Soyfoods protective against gout
Gout is estimated to affect about 5% of the middle-aged and elderly population worldwide. In the United States, the “disease of kings” as it is called affects about eight million American adults. Gout is a type of inflammatory arthritis which leads to substantial morbidity by causing severe pain in the joints. New research from Singapore involving over 50,000 study participants found that higher protein intake increased risk by more than 25%. However, eating legumes in general and soyfoods in particular lowered risk by nearly 20%.
Soy protein helpful to those with Crohn’s disease
Crohn’s disease (CD) is an inflammatory condition of the gastrointestinal tract of unknown cause. CD most commonly affects the end of the small bowel (the ileum) and the beginning of the colon, but it may affect any part of the gastrointestinal tract, from the mouth to the anus. This disease affects an estimated 700,000 Americans. In recent years, malnutrition associated with active CD has been reduced although obesity has increased. Brazilian researchers have found that adding 22 grams of soy protein to daily diets decreased body fat and increased muscle in people with CD. These beneficial changes in body composition can greatly help those suffering from this disease.
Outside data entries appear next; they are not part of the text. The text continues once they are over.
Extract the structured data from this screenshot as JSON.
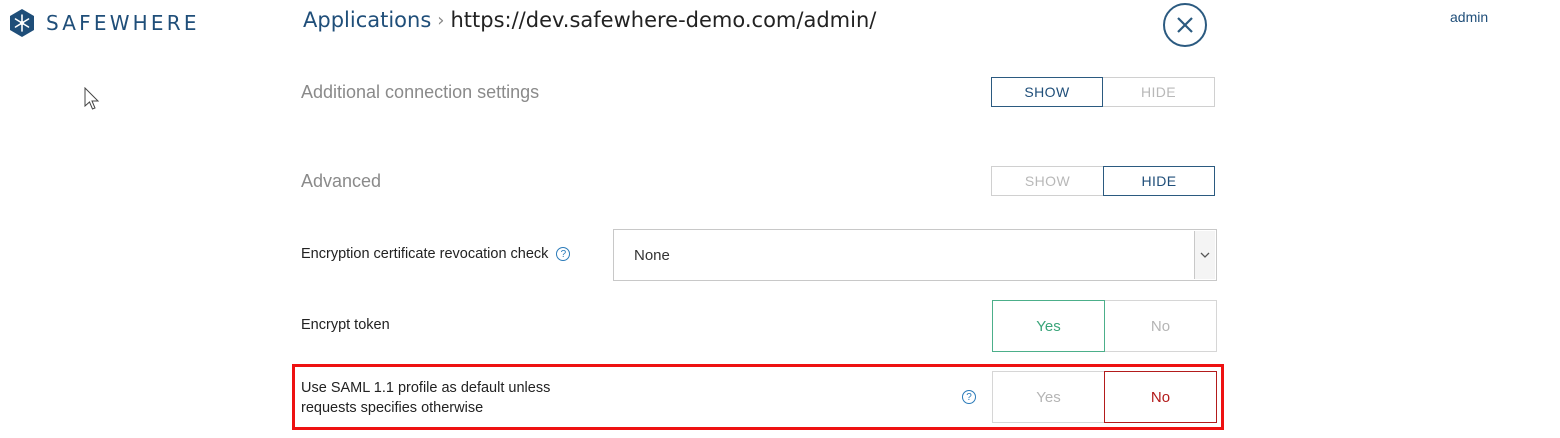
{
  "brand": {
    "name": "SAFEWHERE"
  },
  "header": {
    "breadcrumb_parent": "Applications",
    "breadcrumb_separator": "›",
    "breadcrumb_current": "https://dev.safewhere-demo.com/admin/",
    "user": "admin"
  },
  "sections": {
    "additional": {
      "title": "Additional connection settings",
      "show": "SHOW",
      "hide": "HIDE",
      "selected": "SHOW"
    },
    "advanced": {
      "title": "Advanced",
      "show": "SHOW",
      "hide": "HIDE",
      "selected": "HIDE"
    }
  },
  "fields": {
    "revocation": {
      "label": "Encryption certificate revocation check",
      "value": "None"
    },
    "encrypt_token": {
      "label": "Encrypt token",
      "yes": "Yes",
      "no": "No",
      "selected": "Yes"
    },
    "saml11": {
      "label_line1": "Use SAML 1.1 profile as default unless",
      "label_line2": "requests specifies otherwise",
      "yes": "Yes",
      "no": "No",
      "selected": "No"
    }
  },
  "help_glyph": "?",
  "colors": {
    "brand": "#1f4e79",
    "yes_active": "#3aa57a",
    "no_active": "#b31b1b",
    "highlight": "#ee1111"
  }
}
Soy protective against breast cancer
About 1 in 8 U.S. women will develop invasive breast cancer over the course of her lifetime and in 2014, an estimated 232,670 new cases of invasive breast cancer were expected to have been diagnosed in American women. A recent statistical analysis of population studies which included over 20,000 women found that diet greatly impacts risk of getting breast cancer. Most importantly, eating higher amounts of soyfoods – about two servings per day – was associated with a one-third lower risk of developing breast cancer. Eating vegetables was also protective but less so than for soy. Conversely, higher-fat diets increased risk about 15%.
Soy formula use leads to normal growth and development
Soy infant formula has been widely used for more than 5 decades. However, in recent years soy formula has become somewhat controversial because it is contains naturally-occurring chemicals called isoflavones. New data from the Arkansas Children’s Nutrition Center is reassuring. When comparing children at age 5 who were breast-fed or fed milk-based or soy-based formula during infancy, they found the size and structural characteristics of hormonally-sensitive reproductive organs did not differ. The uterus and ovaries were assessed in girls and the prostate and testes in boys.
Clues to the mechanism by which soy protein lowers cholesterol
The US FDA formally recognized the cholesterol-lowering effects of soy protein in 1999 and just this year, Health Canada did likewise. And yet, no mechanism by which soy protein lowers blood cholesterol has been definitively identified. New research from Italy does offer a possible explanation, however. Italian investigators found that small chains of amino acids (building blocks of protein) resulting from the digestion of soy protein inhibit in liver cells the enzyme primarily responsible for synthesizing cholesterol.